Problem requirements: Report only the number of lines in the entries below that hold the word "Read".

Data about app and page elements
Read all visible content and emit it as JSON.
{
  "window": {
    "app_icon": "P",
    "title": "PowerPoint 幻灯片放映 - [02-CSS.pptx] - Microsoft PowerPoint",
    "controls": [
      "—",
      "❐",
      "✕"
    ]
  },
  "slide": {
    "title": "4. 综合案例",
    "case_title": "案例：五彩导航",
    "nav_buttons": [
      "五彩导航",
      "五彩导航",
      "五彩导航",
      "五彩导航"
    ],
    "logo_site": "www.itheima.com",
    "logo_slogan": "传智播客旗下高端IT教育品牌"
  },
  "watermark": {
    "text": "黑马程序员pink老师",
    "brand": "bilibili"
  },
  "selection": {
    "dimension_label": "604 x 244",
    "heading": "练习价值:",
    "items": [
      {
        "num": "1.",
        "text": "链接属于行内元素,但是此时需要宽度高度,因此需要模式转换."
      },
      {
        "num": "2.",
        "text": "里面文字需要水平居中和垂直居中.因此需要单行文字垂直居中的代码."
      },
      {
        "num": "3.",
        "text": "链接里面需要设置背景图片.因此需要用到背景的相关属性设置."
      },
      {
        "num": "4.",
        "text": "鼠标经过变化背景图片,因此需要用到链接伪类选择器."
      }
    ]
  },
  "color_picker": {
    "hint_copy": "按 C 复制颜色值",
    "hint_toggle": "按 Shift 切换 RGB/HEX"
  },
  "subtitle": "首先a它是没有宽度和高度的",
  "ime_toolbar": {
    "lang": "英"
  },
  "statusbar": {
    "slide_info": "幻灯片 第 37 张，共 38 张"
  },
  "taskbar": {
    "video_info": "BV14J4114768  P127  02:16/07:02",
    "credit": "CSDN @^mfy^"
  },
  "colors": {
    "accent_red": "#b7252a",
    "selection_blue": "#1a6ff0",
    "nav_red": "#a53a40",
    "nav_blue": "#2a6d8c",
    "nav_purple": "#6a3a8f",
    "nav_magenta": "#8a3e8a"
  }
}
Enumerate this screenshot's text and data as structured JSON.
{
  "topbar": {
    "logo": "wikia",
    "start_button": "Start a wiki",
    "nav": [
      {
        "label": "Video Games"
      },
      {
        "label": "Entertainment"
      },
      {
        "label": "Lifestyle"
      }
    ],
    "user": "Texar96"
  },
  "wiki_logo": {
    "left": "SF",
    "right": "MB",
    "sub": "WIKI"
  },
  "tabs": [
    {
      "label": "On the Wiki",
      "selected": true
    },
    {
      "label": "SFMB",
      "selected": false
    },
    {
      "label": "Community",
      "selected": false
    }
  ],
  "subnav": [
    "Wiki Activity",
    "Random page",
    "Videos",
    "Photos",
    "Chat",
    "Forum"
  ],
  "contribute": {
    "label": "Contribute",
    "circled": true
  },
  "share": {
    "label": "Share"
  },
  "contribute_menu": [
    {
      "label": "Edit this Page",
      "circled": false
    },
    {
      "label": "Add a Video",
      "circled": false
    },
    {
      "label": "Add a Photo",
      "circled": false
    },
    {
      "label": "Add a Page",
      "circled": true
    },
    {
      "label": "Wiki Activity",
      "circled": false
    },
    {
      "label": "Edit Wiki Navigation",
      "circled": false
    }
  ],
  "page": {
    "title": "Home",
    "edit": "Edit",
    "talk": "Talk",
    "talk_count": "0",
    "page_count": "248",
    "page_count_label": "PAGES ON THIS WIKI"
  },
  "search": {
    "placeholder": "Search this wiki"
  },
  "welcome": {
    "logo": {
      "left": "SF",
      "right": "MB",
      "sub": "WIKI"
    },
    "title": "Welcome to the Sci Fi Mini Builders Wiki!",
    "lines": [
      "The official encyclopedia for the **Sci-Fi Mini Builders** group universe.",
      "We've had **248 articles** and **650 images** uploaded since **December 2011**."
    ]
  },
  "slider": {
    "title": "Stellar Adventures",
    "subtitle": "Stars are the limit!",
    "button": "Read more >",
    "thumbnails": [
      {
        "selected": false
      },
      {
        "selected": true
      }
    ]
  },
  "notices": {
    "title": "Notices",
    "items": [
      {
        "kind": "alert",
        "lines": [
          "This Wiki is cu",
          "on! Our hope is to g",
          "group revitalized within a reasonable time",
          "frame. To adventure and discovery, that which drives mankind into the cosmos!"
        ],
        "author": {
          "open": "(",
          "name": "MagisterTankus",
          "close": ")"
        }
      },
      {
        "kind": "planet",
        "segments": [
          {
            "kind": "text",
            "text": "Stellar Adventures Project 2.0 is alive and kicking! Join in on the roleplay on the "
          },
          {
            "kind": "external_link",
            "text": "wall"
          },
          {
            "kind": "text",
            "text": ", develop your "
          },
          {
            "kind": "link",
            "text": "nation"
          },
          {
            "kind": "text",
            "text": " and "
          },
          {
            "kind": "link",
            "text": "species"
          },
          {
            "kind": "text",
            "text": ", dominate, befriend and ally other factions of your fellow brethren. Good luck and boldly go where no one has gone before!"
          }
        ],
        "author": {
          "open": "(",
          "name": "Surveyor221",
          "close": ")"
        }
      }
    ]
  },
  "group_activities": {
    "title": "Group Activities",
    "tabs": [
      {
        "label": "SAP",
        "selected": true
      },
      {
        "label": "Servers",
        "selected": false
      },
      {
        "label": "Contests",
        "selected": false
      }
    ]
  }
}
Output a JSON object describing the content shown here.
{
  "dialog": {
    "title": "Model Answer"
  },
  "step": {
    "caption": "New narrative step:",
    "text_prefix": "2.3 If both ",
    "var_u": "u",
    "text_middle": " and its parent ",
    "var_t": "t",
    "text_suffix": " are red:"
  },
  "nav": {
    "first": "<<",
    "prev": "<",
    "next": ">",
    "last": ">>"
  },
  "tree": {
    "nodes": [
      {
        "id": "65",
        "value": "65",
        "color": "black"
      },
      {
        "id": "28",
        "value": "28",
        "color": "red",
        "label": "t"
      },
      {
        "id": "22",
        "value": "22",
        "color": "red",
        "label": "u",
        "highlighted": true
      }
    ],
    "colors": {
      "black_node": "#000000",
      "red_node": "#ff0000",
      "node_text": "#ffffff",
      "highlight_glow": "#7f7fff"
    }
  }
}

Written solution: 2